In 2010, a group of international artists from the UK, Finland and India took over a historical park in Bradford and created a guerilla broadcast network, which allowed audiences to listen to short audio plays on their own mobile phones while roaming around the park. This crossmedia project – entitled Sounds Like Graffiti – used a diverse range of methods from participatory theatre, electronic music and digital technology/art to provide a new space for unheard stories to be broadcast in a city notorious for its crime, poverty and ethnic tension. By using simple digital technology, our project brought alive the rich stories of especially disadvantaged young people who live in these spaces by using the unique media ecology of these locations as a platform for creating innovative art. This workshop looks at the tools/ideas/concepts necessary to produce such location-based art – that is, art that not only reflects the narratives of the people who live in these spaces but art that is also produced by using the idiosyncratic media ecologies of everyday locations as its canvas. There can never be a one-solution-fits-all for such work. Rather, what we need to do is develop a method of community science that explores the complex relationship people have with different spaces and everyday objects around them. The two-day workshop is divided into two parts. The first day explores the theoretical and practical issues involved in creating art in specific locations and the principles of such ‘community science.’ The second day looks at the practical issues involved in directing/producing content within such location. At the end of the workshop, the participants will then exhibit their findings. These can be either in a form of a worked out concept/workplan or by using to the objects/spaces to create an art piece/performance – anything from scribbles, pens, paper, menus, napkins, tables, walls, light switches, laptops, mobile phones, bluetooth, TV monitors in place, projectors, iPads, mp3 players is allowed! Istanbul is a unique city at the cross-roads of the East and the West, with a dense fabric of history embedded in every location of the city. We have therefore called our workshop Community Science: Istanbul 41.04/28.97 reflecting the unique geo-coordinates and history of this fascinating city. Towards facilitating our knowledge of Istanbul, we are therefore getting assistance from the Arcola Theatre and its sister theatre Talimhane Theatre in Istanbul with creating these workshops. The art pieces produced by these workshops will therefore have a longer life beyond the ISEA symposium in Istanbul, including a potential theatre performance in Istanbul. The workshop is open to all participants and requires no prior background. Only bring your everyday media gadgets and we will have fun and make creative use of whatever is available.

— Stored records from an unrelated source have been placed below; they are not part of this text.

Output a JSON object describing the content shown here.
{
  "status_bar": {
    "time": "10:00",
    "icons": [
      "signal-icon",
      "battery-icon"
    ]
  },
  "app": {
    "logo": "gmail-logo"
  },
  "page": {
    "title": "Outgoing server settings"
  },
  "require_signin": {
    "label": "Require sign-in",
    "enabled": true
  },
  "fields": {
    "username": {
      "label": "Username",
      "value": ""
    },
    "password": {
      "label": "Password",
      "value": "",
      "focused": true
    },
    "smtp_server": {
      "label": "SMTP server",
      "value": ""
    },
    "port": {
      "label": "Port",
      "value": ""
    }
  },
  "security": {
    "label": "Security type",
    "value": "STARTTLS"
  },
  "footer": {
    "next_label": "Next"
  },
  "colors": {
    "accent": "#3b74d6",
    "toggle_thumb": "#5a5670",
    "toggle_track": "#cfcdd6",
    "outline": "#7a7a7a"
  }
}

- Shabina Aslam is an experienced Theatre and Radio Drama Director, Creative Producer and Dramaturg. Shabina has worked as a director for Contact Theatre, Qatar Foundation as well as the BBC. Productions include I Hear Voices for Contact Theatre, Something Dark by Lemn Sissay for BBC Radio 3 which won the CRE Race in the Media Award in 2005. She was recently appointed Artistic Director of Ankur Productions, Glasgow, Scotland. ankurproductions.org.uk